US Army: $2.6 million contract for the Black Hornet mini-drones.
FLIR, as part of Teledyne, it is supplying the tiny Black Hornet, a palm-sized unmanned aircraft system, which was chosen to become the U.S. Army’s Soldier Borne Sensor, providing reconnaissance capabilities at the individual soldier level.
The Black Hornet weighs less than 1 ounce and is capable — in its current form — of flying about 100 meters high for 25 minutes with line-of-sight distances of up to 1 mile. The UAS is in a size class so small it requires no air-space deconfliction authorization to fly making it very easy to use immediately in an operation.
The company recently won an additional $14.5 million contract to provide Black Hornet to the Army.
FLIR System merging in Teledyne Technologies
The acquisition, $8.2 billion, of FLIR Systems, will allow Teledyne Technologies to be increasingly competitive in the world of unmanned and sensing capabilities.

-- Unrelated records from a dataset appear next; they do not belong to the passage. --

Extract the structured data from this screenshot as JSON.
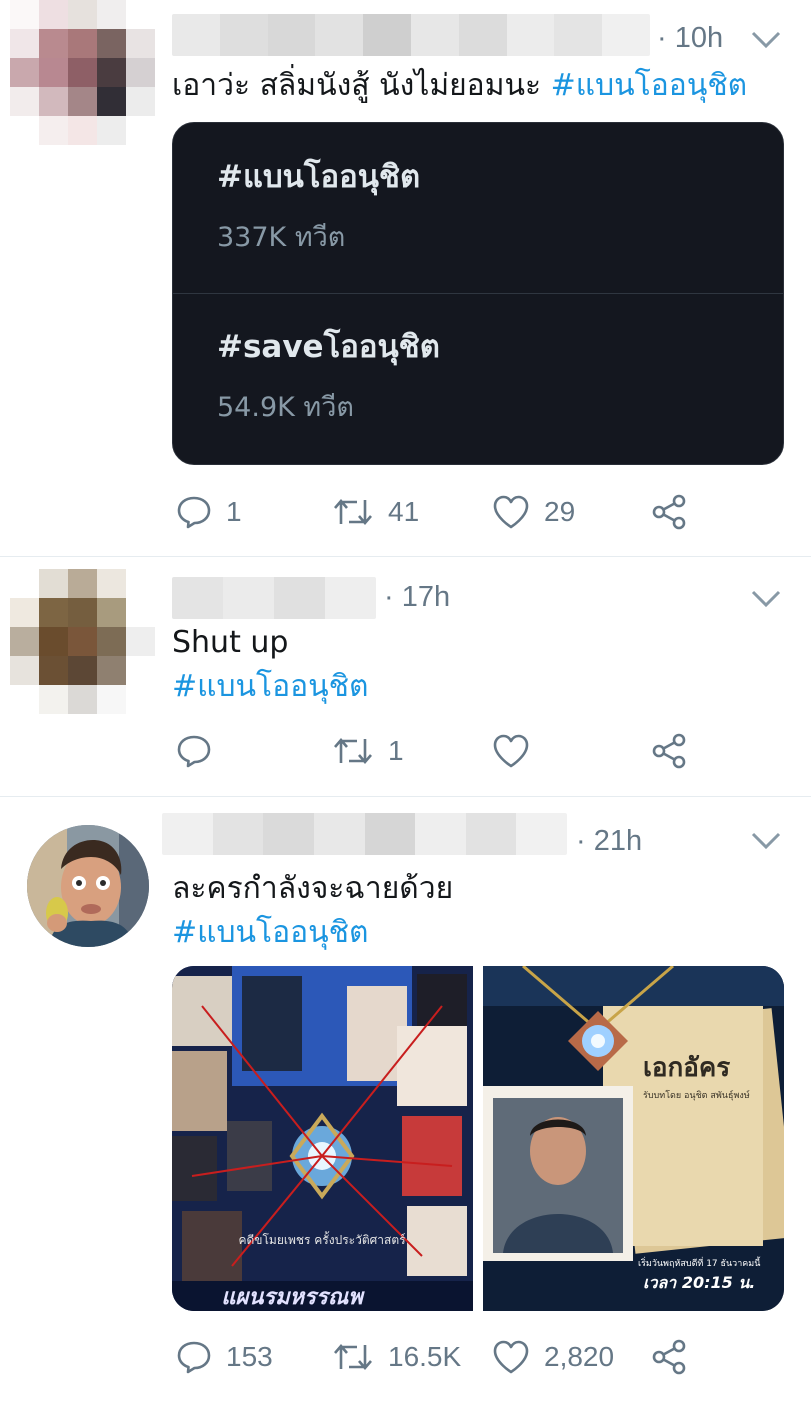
{
  "tweets": [
    {
      "time": "· 10h",
      "text": "เอาว่ะ สลิ่มนังสู้ นังไม่ยอมนะ ",
      "hashtag": "#แบนโออนุชิต",
      "card": {
        "trends": [
          {
            "name": "#แบนโออนุชิต",
            "count": "337K ทวีต"
          },
          {
            "name": "#saveโออนุชิต",
            "count": "54.9K ทวีต"
          }
        ]
      },
      "actions": {
        "reply": "1",
        "retweet": "41",
        "like": "29"
      }
    },
    {
      "time": "· 17h",
      "text": "Shut up",
      "hashtag": "#แบนโออนุชิต",
      "actions": {
        "reply": "",
        "retweet": "1",
        "like": ""
      }
    },
    {
      "time": "· 21h",
      "text": "ละครกำลังจะฉายด้วย",
      "hashtag": "#แบนโออนุชิต",
      "media": {
        "left_caption": "คดีขโมยเพชร ครั้งประวัติศาสตร์",
        "left_title": "แผนรมหรรณพ",
        "right_title": "เอกอัคร",
        "right_subtitle": "รับบทโดย อนุชิต สพันธุ์พงษ์",
        "right_date": "เริ่มวันพฤหัสบดีที่ 17 ธันวาคมนี้",
        "right_time": "เวลา 20:15 น."
      },
      "actions": {
        "reply": "153",
        "retweet": "16.5K",
        "like": "2,820"
      }
    }
  ],
  "colors": {
    "accent": "#1b95e0",
    "muted": "#657786",
    "card_bg": "#14171f"
  }
}
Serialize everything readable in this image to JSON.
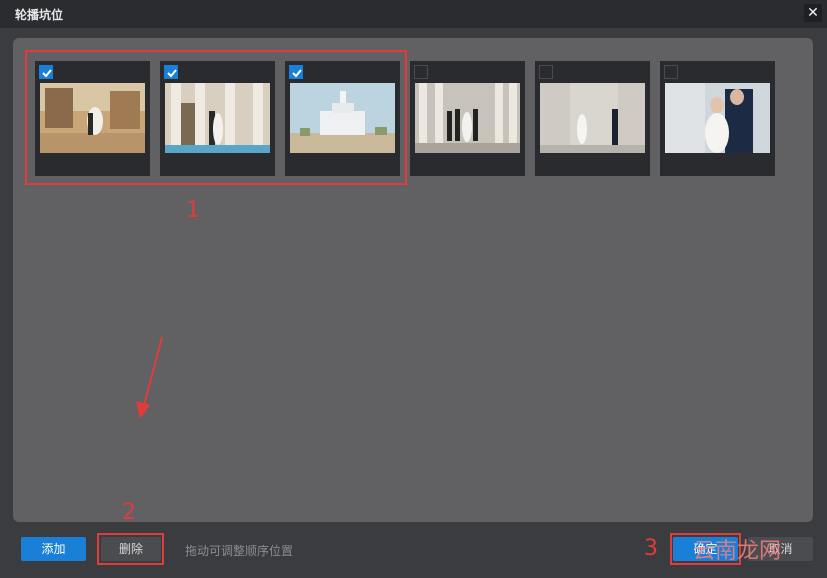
{
  "dialog": {
    "title": "轮播坑位",
    "close_icon": "close-icon"
  },
  "thumbnails": [
    {
      "checked": true,
      "scene": "couple-dip-street"
    },
    {
      "checked": true,
      "scene": "couple-columns"
    },
    {
      "checked": true,
      "scene": "temple"
    },
    {
      "checked": false,
      "scene": "walking-colonnade"
    },
    {
      "checked": false,
      "scene": "couple-stone-wall"
    },
    {
      "checked": false,
      "scene": "couple-closeup"
    }
  ],
  "annotations": {
    "label_1": "1",
    "label_2": "2",
    "label_3": "3",
    "color": "#e03c3c"
  },
  "footer": {
    "add_label": "添加",
    "delete_label": "删除",
    "hint": "拖动可调整顺序位置",
    "ok_label": "确定",
    "cancel_label": "取消"
  },
  "watermark": "云南龙网",
  "colors": {
    "accent": "#1a7fd6",
    "background": "#3b3c40",
    "panel": "#616164"
  }
}
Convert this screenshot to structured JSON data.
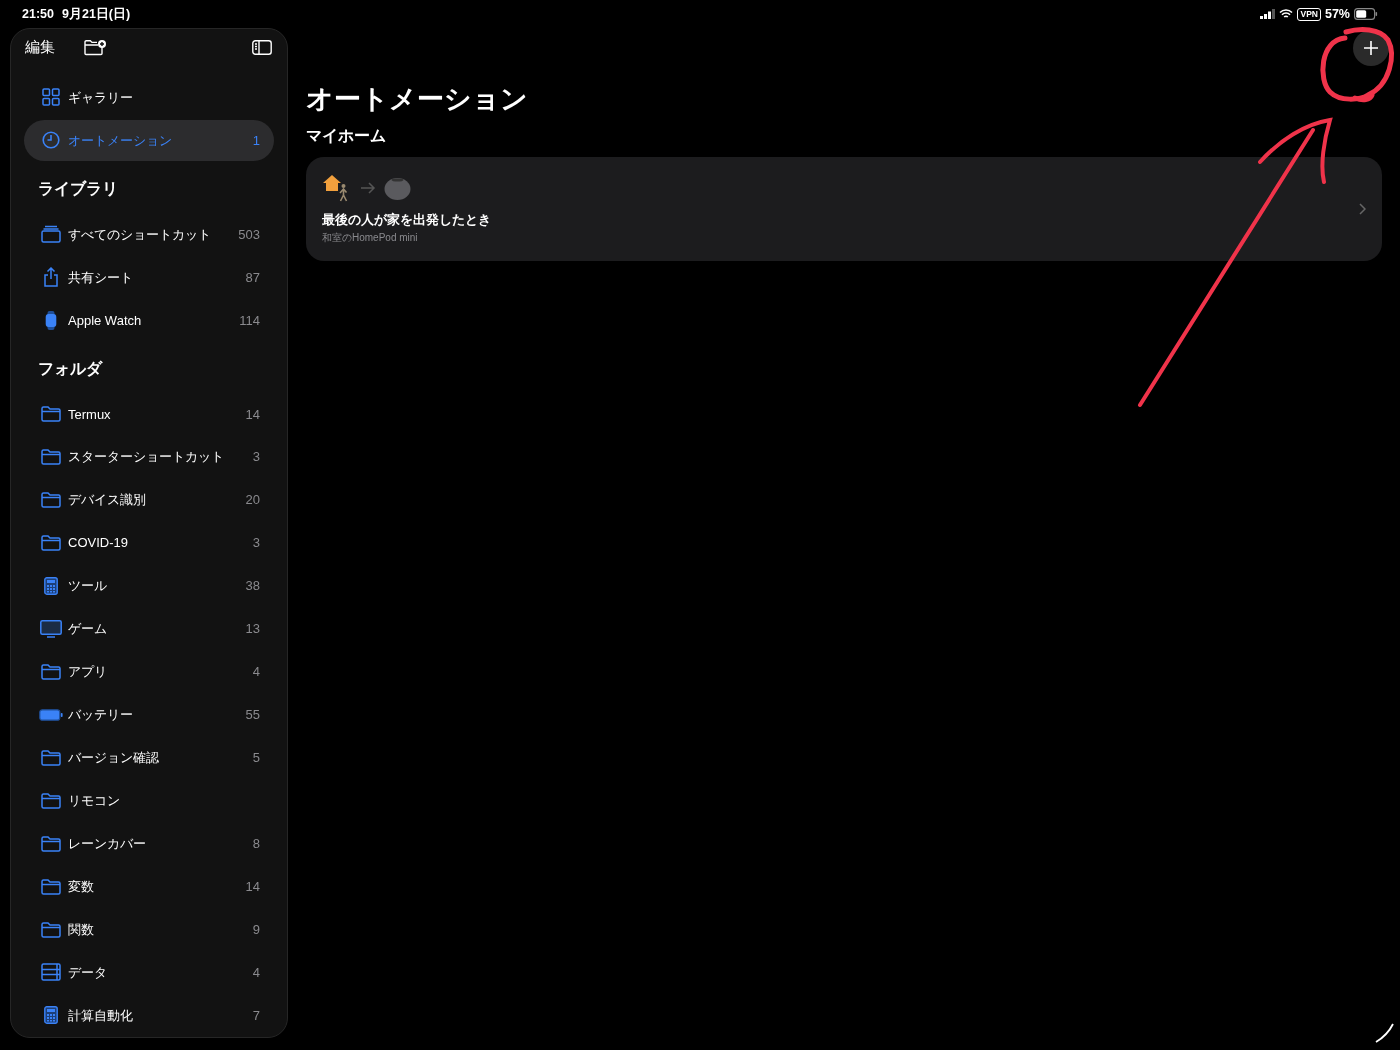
{
  "status_bar": {
    "time": "21:50",
    "date": "9月21日(日)",
    "vpn": "VPN",
    "battery": "57%"
  },
  "sidebar": {
    "edit": "編集",
    "top_items": [
      {
        "label": "ギャラリー",
        "kind": "grid",
        "selected": false
      },
      {
        "label": "オートメーション",
        "kind": "clock",
        "count": "1",
        "selected": true
      }
    ],
    "sections": [
      {
        "title": "ライブラリ",
        "items": [
          {
            "label": "すべてのショートカット",
            "kind": "stack",
            "count": "503",
            "selected": false
          },
          {
            "label": "共有シート",
            "kind": "share",
            "count": "87",
            "selected": false
          },
          {
            "label": "Apple Watch",
            "kind": "watch",
            "count": "114",
            "selected": false
          }
        ]
      },
      {
        "title": "フォルダ",
        "items": [
          {
            "label": "Termux",
            "kind": "folder",
            "count": "14",
            "selected": false
          },
          {
            "label": "スターターショートカット",
            "kind": "folder",
            "count": "3",
            "selected": false
          },
          {
            "label": "デバイス識別",
            "kind": "folder",
            "count": "20",
            "selected": false
          },
          {
            "label": "COVID-19",
            "kind": "folder",
            "count": "3",
            "selected": false
          },
          {
            "label": "ツール",
            "kind": "calculator",
            "count": "38",
            "selected": false
          },
          {
            "label": "ゲーム",
            "kind": "monitor",
            "count": "13",
            "selected": false
          },
          {
            "label": "アプリ",
            "kind": "folder",
            "count": "4",
            "selected": false
          },
          {
            "label": "バッテリー",
            "kind": "battery",
            "count": "55",
            "selected": false
          },
          {
            "label": "バージョン確認",
            "kind": "folder",
            "count": "5",
            "selected": false
          },
          {
            "label": "リモコン",
            "kind": "folder",
            "selected": false
          },
          {
            "label": "レーンカバー",
            "kind": "folder",
            "count": "8",
            "selected": false
          },
          {
            "label": "変数",
            "kind": "folder",
            "count": "14",
            "selected": false
          },
          {
            "label": "関数",
            "kind": "folder",
            "count": "9",
            "selected": false
          },
          {
            "label": "データ",
            "kind": "table",
            "count": "4",
            "selected": false
          },
          {
            "label": "計算自動化",
            "kind": "calculator",
            "count": "7",
            "selected": false
          }
        ]
      }
    ]
  },
  "main": {
    "title": "オートメーション",
    "section": "マイホーム",
    "automations": [
      {
        "title": "最後の人が家を出発したとき",
        "subtitle": "和室のHomePod mini"
      }
    ]
  }
}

While FLIR will be fully incorporated into the digital imaging segment with Teledyne, it will get to keep its name, going by Teledyne FLIR.
“We want to build on the strength of Teledyne, but we also want to acknowledge the strength of FLIR. And those two brands, those two technologies sets together really, really sets us apart in the market,” Roger Wells, vice president and general manager of Teledyne FLIR unmanned systems said.
He added that Teledyne doesn’t plan to spin off any of FLIR’s businesses or close down its facilities.
FLIR is contributing technology, particularly thermal imaging and artificial intelligence capabilities, to the Integrated Visual Augmentation System, a pair of goggles worn by soldiers providing intelligence during operations. FLIR also provides countless imaging and detection sensors on a wide variety of platforms throughout the U.S. military and to more than 50 countries around the globe. The company expects its technology in that department to become even better under Teledyne, according to Wells.